When I attempt to step around him, he pushes me against the wall. He says, “Hey, about what happened over there, I’m sorry for my behavior.”
Wow, I wasn’t expecting that.
He points at my t-shirt. He says “You see I’m University of Oregon and when we Ducks see beaver tack we get swamp fever.” <<Editors note: Oregon and Oregon State share an intense local rivalry>>.
We shake hands. We’re reconciled. It’s no longer a confrontation; it’s a college prank.

The next time I go to the gym, I don’t wear my OSU tee shirt, I don’t bring my OSU water bottle. Lo and behold, the equipment is much more open! Guess my clothes colored the way the gym looked to me!

Boiling Mad or Moiling Bad?

Call it entitlement, call it one-up-man ship or trigger finger. Have I slowed down in my decaffeinated days or have I become more perceptive?
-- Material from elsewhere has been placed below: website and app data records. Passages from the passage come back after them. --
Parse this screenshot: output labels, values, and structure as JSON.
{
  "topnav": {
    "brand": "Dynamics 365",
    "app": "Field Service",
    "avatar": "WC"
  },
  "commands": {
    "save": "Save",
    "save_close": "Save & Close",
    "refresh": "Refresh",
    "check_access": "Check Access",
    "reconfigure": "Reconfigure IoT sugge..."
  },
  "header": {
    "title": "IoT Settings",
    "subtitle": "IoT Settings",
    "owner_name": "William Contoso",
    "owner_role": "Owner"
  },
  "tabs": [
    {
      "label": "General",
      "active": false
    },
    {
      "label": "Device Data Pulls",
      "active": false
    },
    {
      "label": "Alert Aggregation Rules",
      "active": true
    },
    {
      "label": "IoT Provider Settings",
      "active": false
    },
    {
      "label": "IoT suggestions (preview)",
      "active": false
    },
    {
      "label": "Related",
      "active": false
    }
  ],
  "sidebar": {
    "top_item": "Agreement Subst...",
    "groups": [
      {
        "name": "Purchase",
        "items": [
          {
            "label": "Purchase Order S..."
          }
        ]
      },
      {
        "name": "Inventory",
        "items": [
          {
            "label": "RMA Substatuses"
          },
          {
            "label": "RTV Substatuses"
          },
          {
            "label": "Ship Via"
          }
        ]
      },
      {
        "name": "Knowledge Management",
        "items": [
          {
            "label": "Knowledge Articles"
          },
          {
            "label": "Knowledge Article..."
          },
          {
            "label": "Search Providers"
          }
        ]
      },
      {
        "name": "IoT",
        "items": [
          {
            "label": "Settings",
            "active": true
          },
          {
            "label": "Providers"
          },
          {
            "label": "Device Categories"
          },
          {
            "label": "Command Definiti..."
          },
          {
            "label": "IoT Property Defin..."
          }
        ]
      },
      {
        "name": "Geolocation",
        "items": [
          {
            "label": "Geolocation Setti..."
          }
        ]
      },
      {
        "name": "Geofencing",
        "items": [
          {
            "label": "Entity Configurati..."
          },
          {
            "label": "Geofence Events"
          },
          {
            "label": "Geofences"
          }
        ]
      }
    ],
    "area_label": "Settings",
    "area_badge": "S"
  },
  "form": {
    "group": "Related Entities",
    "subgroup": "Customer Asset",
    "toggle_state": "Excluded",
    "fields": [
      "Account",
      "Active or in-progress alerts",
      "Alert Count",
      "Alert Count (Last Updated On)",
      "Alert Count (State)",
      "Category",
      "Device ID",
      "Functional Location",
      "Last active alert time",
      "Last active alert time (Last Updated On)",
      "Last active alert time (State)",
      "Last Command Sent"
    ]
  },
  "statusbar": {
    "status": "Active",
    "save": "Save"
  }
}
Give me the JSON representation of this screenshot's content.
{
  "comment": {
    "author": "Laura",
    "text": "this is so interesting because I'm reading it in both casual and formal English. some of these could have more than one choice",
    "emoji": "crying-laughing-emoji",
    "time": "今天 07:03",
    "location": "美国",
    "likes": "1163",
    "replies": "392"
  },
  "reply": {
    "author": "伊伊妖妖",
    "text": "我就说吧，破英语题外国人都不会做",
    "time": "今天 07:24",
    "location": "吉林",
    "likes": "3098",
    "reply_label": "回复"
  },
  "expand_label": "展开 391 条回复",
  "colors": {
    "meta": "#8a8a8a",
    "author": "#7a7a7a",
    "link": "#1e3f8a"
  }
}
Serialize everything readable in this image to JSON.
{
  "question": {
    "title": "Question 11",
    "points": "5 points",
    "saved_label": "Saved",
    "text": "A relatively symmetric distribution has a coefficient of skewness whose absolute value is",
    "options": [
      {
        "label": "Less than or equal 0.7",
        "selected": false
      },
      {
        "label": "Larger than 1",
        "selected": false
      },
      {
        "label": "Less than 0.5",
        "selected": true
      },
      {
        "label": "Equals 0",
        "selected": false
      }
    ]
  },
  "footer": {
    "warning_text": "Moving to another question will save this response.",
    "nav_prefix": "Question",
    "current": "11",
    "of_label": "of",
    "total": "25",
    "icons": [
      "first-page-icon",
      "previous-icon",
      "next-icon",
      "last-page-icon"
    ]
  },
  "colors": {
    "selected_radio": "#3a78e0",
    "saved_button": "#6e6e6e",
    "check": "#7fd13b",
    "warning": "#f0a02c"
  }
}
It seems people have become increasingly ready to take offense. Perhaps some fiend has sprinkled hot lava on the various phonemes and mouthings that we utter in order to communicate. Words should not be near as inflammatory as it would appear they have become.
Case in point. Recently I saw an erstwhile minister on youtube working his flock into a lather. “Let’s teach our children to text their representatives, jam their switchboards, vote the legislation down. No mention was made of any specific legislation. Perhaps it was discussed off camera. The image though of all of these crazed youths, he even went so far as to suggest they weren’t even yet of voting age, to vote the legislation down. Tweet them, text them, harangue the legislators, it all appeared to be quite hateful, hurtful and the crowd loved it.
Now I’m all in favor of difference of opinion. As an author, I realize the essence of story is conflict. As a member of society, I must admit my own life would probably be too dull to be good story material. That’s why I like fiction. I can create a world filled with conflict where my team wins.
So far as real life is concerned; discussion, pros and cons, problem/solution; these are dynamics I can understand. However, when we get to a point where we are encouraging impressionable youth to view their legislators as hideous cave-dwellers out to suck the life out of society, as archfiends who live in some murky proximity of a video game, and they can be ponged with a text message, I’ve got to say ‘Whoa, what’s going on here?’
I am reminded of my own days in the insurance business where the salesmen were to sell insurance and as a salesman; it was our job to ‘hoodwink’ the underwriters. By the by, whatever happened to my old boss who told me this? I remember one case in particular. The company was on the verge of declaring bankruptcy. There was a moral risk. My handler, excuse me, manager advised me to go ahead and submit the case anyway. He said “What the underwriter doesn’t know won’t hurt him.” Silly me, but why would anyone want to insure a business about to declare bankruptcy? The claims began coming in shortly after the case was written.
Now, at that point, if ever there was a case for competition, wouldn’t this plum have sat much better in some other insurer’s portfolio? Please don’t call me heartless for having no compassion for folks down on their luck. Believe me, this retailer was no saint.
We tend to gloss over such irregularities in the force-field that surrounds the society in which we live and move and have our being. Nostalgia can be most infectious in this regard. When it comes to disparate groups of people getting along, I am reminded of Aunt Eller’s philosophy in Oklahoma She sings “The farmer and the cowman should be friends.” A key phrase in this song goes “I’m no better than anybody else/But I’ll be damned if I ain’t just as good.”
Now here is a philosophy with some real legs. This is the stance we can all take and society would be the better for it. Take our work seriously, but our own self-importance with a grain of salt. Not to be pushed around, but to be heard. There is a simple test that we should all be training ourselves and those we come in contact with, the next time we encounter a so-called commentator, a so-called friend, or even someone in the street driving a supercharged red pickup with lifters- Does the encounter cause the hair on the back of my neck to stand up? Can I defuse? Please remember to breathe. Remember, the farmer and the cowman should be friends. This too, will pass. Halleleuh.